------ Data for processing ------

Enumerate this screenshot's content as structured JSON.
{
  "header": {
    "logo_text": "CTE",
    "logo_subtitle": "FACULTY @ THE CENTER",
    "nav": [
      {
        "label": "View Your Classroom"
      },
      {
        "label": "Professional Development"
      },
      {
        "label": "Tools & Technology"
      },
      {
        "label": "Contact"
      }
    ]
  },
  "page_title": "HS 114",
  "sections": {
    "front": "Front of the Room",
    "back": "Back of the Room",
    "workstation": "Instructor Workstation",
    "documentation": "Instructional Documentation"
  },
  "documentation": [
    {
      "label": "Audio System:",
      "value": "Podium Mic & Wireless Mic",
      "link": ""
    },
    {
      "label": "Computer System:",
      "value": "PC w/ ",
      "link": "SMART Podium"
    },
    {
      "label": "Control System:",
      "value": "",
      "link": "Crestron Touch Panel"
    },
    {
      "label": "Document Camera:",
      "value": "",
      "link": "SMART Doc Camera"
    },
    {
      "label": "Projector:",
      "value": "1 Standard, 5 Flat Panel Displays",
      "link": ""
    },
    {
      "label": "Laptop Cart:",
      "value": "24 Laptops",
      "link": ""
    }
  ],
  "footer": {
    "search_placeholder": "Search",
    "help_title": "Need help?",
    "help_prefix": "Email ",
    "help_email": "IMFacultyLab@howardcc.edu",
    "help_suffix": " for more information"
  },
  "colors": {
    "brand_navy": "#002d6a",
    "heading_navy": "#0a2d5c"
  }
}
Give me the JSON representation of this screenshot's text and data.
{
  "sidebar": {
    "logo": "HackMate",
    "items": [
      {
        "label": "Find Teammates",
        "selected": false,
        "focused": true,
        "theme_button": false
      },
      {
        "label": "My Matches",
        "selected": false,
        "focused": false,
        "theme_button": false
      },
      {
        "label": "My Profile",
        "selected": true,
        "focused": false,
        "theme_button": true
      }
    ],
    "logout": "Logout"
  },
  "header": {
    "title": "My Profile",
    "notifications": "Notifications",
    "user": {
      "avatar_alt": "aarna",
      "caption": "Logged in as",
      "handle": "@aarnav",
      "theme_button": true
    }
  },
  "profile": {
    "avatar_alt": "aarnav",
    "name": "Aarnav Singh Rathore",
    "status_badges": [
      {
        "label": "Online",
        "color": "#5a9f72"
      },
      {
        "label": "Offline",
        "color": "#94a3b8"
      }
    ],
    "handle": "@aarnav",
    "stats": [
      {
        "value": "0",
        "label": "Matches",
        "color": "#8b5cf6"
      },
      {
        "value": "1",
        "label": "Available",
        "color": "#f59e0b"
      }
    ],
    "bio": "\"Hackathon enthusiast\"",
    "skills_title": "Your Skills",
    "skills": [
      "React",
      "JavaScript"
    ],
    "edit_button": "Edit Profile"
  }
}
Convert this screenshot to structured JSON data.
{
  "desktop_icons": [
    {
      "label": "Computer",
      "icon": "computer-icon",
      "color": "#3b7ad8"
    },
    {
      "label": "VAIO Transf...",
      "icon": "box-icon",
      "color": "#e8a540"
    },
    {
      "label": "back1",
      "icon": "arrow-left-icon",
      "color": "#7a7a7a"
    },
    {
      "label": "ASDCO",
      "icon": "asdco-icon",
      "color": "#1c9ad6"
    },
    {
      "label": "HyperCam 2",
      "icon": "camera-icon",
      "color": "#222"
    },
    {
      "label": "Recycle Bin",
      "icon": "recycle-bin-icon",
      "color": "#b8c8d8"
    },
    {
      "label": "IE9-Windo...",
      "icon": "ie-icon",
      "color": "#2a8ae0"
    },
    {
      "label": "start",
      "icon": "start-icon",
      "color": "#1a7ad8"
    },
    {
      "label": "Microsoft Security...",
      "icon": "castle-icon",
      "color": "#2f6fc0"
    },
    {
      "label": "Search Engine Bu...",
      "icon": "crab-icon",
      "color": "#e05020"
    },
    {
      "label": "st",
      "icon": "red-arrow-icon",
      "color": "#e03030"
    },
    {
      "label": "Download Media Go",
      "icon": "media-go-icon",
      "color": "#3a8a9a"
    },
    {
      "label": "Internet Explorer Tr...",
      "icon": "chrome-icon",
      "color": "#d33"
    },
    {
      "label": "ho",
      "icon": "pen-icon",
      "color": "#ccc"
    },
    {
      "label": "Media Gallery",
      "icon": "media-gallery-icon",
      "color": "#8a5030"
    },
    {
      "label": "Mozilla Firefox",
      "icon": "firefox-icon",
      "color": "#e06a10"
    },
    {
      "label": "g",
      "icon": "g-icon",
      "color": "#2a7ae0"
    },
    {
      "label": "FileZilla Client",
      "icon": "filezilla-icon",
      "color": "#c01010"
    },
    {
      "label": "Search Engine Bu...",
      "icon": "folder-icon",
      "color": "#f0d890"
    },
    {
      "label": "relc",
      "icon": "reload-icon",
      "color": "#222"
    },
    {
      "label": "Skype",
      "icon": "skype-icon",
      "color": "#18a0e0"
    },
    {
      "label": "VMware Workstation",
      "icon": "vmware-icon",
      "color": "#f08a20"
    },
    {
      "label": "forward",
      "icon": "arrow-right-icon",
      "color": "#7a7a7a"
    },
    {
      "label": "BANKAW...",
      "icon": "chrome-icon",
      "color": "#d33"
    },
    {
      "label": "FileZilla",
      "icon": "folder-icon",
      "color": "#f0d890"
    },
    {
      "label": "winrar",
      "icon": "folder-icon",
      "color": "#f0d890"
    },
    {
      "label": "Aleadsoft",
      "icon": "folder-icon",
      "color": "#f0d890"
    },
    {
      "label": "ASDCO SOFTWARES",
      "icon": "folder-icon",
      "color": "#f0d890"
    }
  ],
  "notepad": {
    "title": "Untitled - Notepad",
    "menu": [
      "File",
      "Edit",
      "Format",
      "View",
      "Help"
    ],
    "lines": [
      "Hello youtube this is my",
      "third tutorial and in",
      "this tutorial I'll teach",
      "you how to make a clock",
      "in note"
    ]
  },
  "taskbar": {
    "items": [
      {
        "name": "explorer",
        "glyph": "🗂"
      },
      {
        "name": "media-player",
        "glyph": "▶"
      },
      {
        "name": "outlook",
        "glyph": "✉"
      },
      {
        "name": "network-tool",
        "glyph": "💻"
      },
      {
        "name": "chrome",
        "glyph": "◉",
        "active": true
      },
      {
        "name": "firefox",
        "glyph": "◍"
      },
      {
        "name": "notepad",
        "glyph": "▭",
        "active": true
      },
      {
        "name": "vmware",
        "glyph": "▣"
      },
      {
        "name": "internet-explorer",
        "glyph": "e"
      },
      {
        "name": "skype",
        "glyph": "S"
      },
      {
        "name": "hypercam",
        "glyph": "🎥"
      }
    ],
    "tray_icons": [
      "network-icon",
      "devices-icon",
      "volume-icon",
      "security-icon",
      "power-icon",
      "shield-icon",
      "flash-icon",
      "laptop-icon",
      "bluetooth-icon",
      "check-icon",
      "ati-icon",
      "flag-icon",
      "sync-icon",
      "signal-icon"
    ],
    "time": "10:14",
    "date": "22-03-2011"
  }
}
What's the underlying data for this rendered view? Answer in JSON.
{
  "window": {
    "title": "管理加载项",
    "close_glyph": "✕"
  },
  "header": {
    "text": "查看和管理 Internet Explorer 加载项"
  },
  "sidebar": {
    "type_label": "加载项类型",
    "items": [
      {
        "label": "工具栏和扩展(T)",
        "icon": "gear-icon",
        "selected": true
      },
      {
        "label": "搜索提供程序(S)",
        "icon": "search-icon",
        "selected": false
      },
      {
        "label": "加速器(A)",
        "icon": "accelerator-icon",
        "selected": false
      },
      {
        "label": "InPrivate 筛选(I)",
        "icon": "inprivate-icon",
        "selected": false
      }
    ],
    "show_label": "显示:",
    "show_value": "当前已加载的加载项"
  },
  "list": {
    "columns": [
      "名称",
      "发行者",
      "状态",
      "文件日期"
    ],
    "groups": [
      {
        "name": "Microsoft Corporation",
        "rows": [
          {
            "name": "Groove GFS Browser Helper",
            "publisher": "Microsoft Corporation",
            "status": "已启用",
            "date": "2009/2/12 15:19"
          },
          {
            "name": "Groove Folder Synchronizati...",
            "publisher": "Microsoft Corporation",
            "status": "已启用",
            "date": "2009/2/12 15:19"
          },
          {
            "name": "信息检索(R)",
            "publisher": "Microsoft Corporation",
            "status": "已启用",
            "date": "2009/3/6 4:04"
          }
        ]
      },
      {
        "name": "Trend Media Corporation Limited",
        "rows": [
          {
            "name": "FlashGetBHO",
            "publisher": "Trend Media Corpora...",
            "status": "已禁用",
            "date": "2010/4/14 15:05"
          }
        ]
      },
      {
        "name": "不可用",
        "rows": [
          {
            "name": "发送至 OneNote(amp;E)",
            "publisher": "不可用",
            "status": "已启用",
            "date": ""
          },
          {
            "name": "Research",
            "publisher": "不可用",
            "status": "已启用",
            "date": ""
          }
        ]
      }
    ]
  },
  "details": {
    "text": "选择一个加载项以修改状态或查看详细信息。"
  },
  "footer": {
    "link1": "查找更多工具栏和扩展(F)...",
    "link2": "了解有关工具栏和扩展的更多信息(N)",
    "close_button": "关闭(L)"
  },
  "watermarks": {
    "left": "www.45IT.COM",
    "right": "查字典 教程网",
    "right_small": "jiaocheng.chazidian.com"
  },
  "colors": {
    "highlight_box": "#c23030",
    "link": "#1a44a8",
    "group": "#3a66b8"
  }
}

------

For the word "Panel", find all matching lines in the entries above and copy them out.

[Problem solution]
      "link": "Crestron Touch Panel"
      "value": "1 Standard, 5 Flat Panel Displays",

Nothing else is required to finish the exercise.